(REQUIRED WORK) Print exactly the lines from the one that contains "Output a JSON" through the final line of the entries below, both included, and nothing else; omit the pictures.

Source data:
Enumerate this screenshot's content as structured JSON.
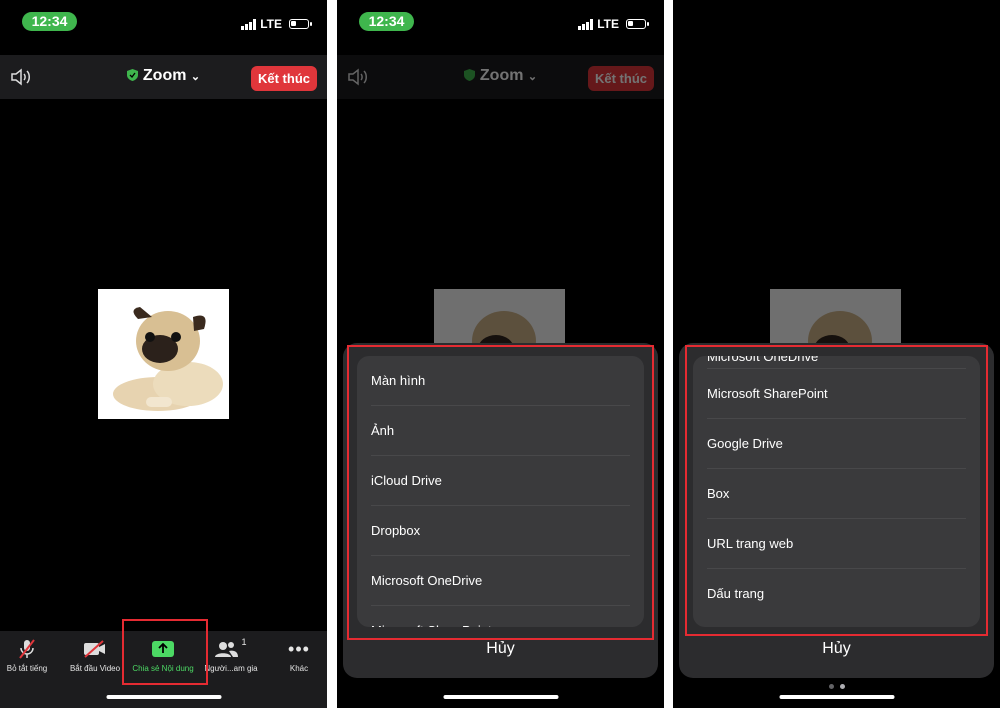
{
  "status": {
    "time": "12:34",
    "network": "LTE"
  },
  "header": {
    "title": "Zoom",
    "end_label": "Kết thúc"
  },
  "toolbar": {
    "mute": "Bỏ tắt tiếng",
    "video": "Bắt đầu Video",
    "share": "Chia sẻ Nội dung",
    "participants": "Người...am gia",
    "participants_count": "1",
    "more": "Khác"
  },
  "share_menu": {
    "page1": [
      "Màn hình",
      "Ảnh",
      "iCloud Drive",
      "Dropbox",
      "Microsoft OneDrive",
      "Microsoft SharePoint"
    ],
    "page2": [
      "Microsoft OneDrive",
      "Microsoft SharePoint",
      "Google Drive",
      "Box",
      "URL trang web",
      "Dấu trang"
    ],
    "cancel": "Hủy"
  },
  "colors": {
    "accent": "#3fb64d",
    "end": "#e0363b",
    "highlight": "#e52b32"
  }
}
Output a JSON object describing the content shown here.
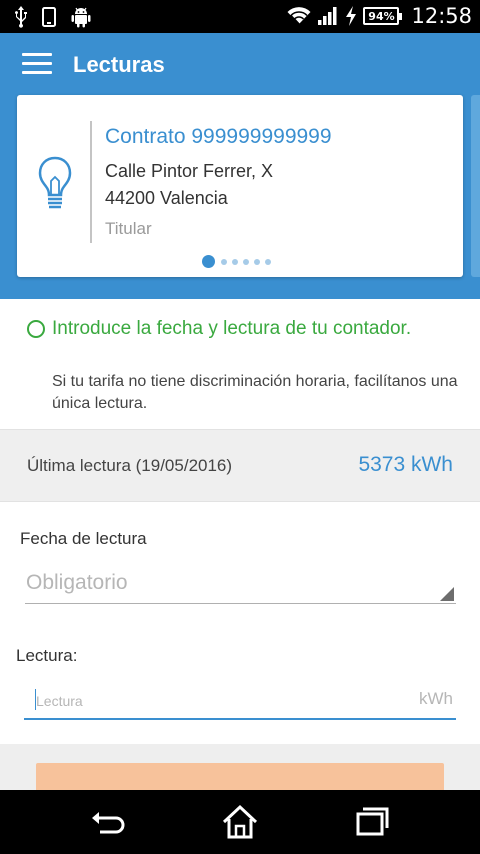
{
  "status_bar": {
    "left_icons": [
      "usb-icon",
      "phone-icon",
      "android-icon"
    ],
    "right_icons": [
      "wifi-icon",
      "signal-icon",
      "charging-icon"
    ],
    "battery": "94%",
    "time": "12:58"
  },
  "app_bar": {
    "menu_icon": "hamburger-menu-icon",
    "title": "Lecturas"
  },
  "contract_card": {
    "icon": "lightbulb-icon",
    "contract": "Contrato 999999999999",
    "address_line1": "Calle Pintor Ferrer, X",
    "address_line2": "44200 Valencia",
    "role": "Titular",
    "pager": {
      "total": 6,
      "active_index": 0
    }
  },
  "info": {
    "title": "Introduce la fecha y lectura de tu contador.",
    "subtitle": "Si tu tarifa no tiene discriminación horaria, facilítanos una única lectura."
  },
  "last_reading": {
    "label": "Última lectura (19/05/2016)",
    "value": "5373 kWh"
  },
  "form": {
    "date_label": "Fecha de lectura",
    "date_placeholder": "Obligatorio",
    "reading_label": "Lectura:",
    "reading_placeholder": "Lectura",
    "reading_value": "",
    "reading_unit": "kWh"
  },
  "colors": {
    "primary": "#3a8fd0",
    "accent_green": "#3aa93f",
    "button_disabled": "#f7c29b"
  },
  "nav_bar": {
    "icons": [
      "back-icon",
      "home-icon",
      "recent-apps-icon"
    ]
  }
}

(EXERCISE RESULT)
Output a JSON object describing the content shown here.
{
  "status_bar": {
    "left_icons": [
      "usb-icon",
      "phone-icon",
      "android-icon"
    ],
    "right_icons": [
      "wifi-icon",
      "signal-icon",
      "charging-icon"
    ],
    "battery": "94%",
    "time": "12:58"
  },
  "app_bar": {
    "menu_icon": "hamburger-menu-icon",
    "title": "Lecturas"
  },
  "contract_card": {
    "icon": "lightbulb-icon",
    "contract": "Contrato 999999999999",
    "address_line1": "Calle Pintor Ferrer, X",
    "address_line2": "44200 Valencia",
    "role": "Titular",
    "pager": {
      "total": 6,
      "active_index": 0
    }
  },
  "info": {
    "title": "Introduce la fecha y lectura de tu contador.",
    "subtitle": "Si tu tarifa no tiene discriminación horaria, facilítanos una única lectura."
  },
  "last_reading": {
    "label": "Última lectura (19/05/2016)",
    "value": "5373 kWh"
  },
  "form": {
    "date_label": "Fecha de lectura",
    "date_placeholder": "Obligatorio",
    "reading_label": "Lectura:",
    "reading_placeholder": "Lectura",
    "reading_value": "",
    "reading_unit": "kWh"
  },
  "colors": {
    "primary": "#3a8fd0",
    "accent_green": "#3aa93f",
    "button_disabled": "#f7c29b"
  },
  "nav_bar": {
    "icons": [
      "back-icon",
      "home-icon",
      "recent-apps-icon"
    ]
  }
}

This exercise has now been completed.